*INFORMATION SUPPLIED*:
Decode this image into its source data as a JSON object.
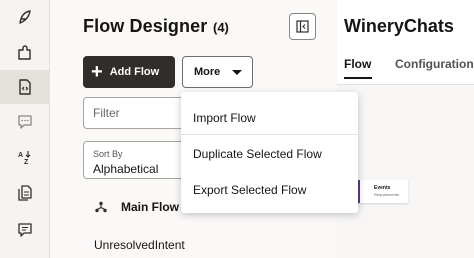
{
  "sidebar": {
    "items": [
      {
        "icon": "feather-icon"
      },
      {
        "icon": "puzzle-icon"
      },
      {
        "icon": "flow-document-icon",
        "active": true
      },
      {
        "icon": "chat-bubble-icon"
      },
      {
        "icon": "sort-az-icon"
      },
      {
        "icon": "documents-icon"
      },
      {
        "icon": "comment-icon"
      }
    ]
  },
  "panel": {
    "title": "Flow Designer",
    "count": "(4)",
    "add_button": {
      "icon": "plus-icon",
      "label": "Add Flow"
    },
    "more_button": {
      "label": "More",
      "icon": "caret-down-icon"
    },
    "filter": {
      "placeholder": "Filter"
    },
    "sort": {
      "caption": "Sort By",
      "value": "Alphabetical"
    },
    "main_flow": {
      "icon": "flow-tree-icon",
      "label": "Main Flow"
    },
    "flows": [
      "UnresolvedIntent"
    ]
  },
  "more_menu": {
    "items": [
      "Import Flow",
      "Duplicate Selected Flow",
      "Export Selected Flow"
    ]
  },
  "editor": {
    "bot_name": "WineryChats",
    "tabs": [
      {
        "label": "Flow",
        "active": true
      },
      {
        "label": "Configuration"
      }
    ],
    "node": {
      "title": "Events",
      "subtitle": "Requirements",
      "accent": "#5b3c82"
    }
  },
  "colors": {
    "dark_button": "#312d2a",
    "rail_bg": "#f5f4f2",
    "rail_active": "#e4e1dd"
  }
}
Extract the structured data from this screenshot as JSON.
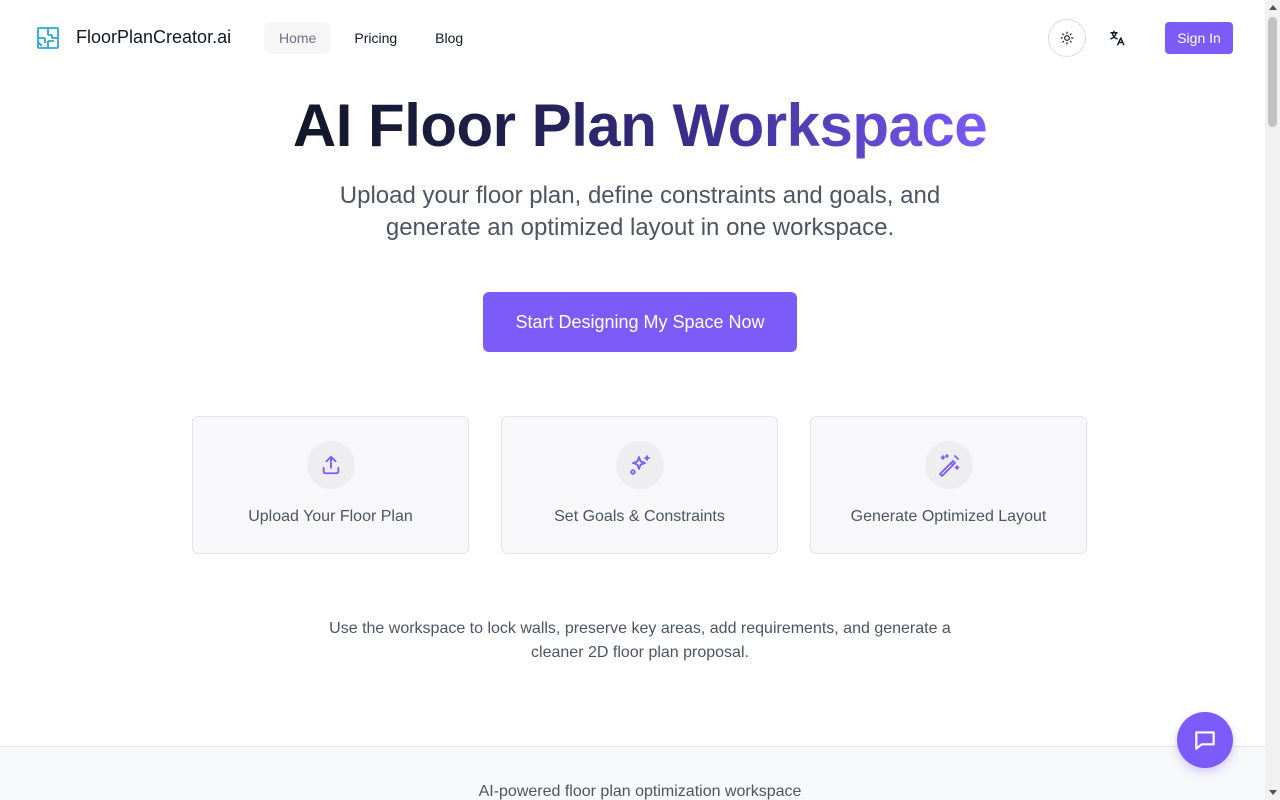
{
  "header": {
    "brand": "FloorPlanCreator.ai",
    "nav": [
      {
        "label": "Home",
        "active": true
      },
      {
        "label": "Pricing",
        "active": false
      },
      {
        "label": "Blog",
        "active": false
      }
    ],
    "theme_icon": "sun-icon",
    "lang_icon": "translate-icon",
    "signin_label": "Sign In"
  },
  "hero": {
    "title": "AI Floor Plan Workspace",
    "subtitle": "Upload your floor plan, define constraints and goals, and generate an optimized layout in one workspace.",
    "cta_label": "Start Designing My Space Now"
  },
  "features": [
    {
      "icon": "upload-icon",
      "label": "Upload Your Floor Plan"
    },
    {
      "icon": "sparkles-icon",
      "label": "Set Goals & Constraints"
    },
    {
      "icon": "magic-wand-icon",
      "label": "Generate Optimized Layout"
    }
  ],
  "description": "Use the workspace to lock walls, preserve key areas, add requirements, and generate a cleaner 2D floor plan proposal.",
  "footer": {
    "tagline": "AI-powered floor plan optimization workspace"
  },
  "chat_icon": "chat-bubble-icon",
  "colors": {
    "accent": "#7c5cf8",
    "logo": "#2aa8d8",
    "text_muted": "#4b5563"
  }
}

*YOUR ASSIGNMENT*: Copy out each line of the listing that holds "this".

*TASK RESULT*:
Decode this image into its source data as a JSON object.
Extract the structured data from this screenshot as JSON.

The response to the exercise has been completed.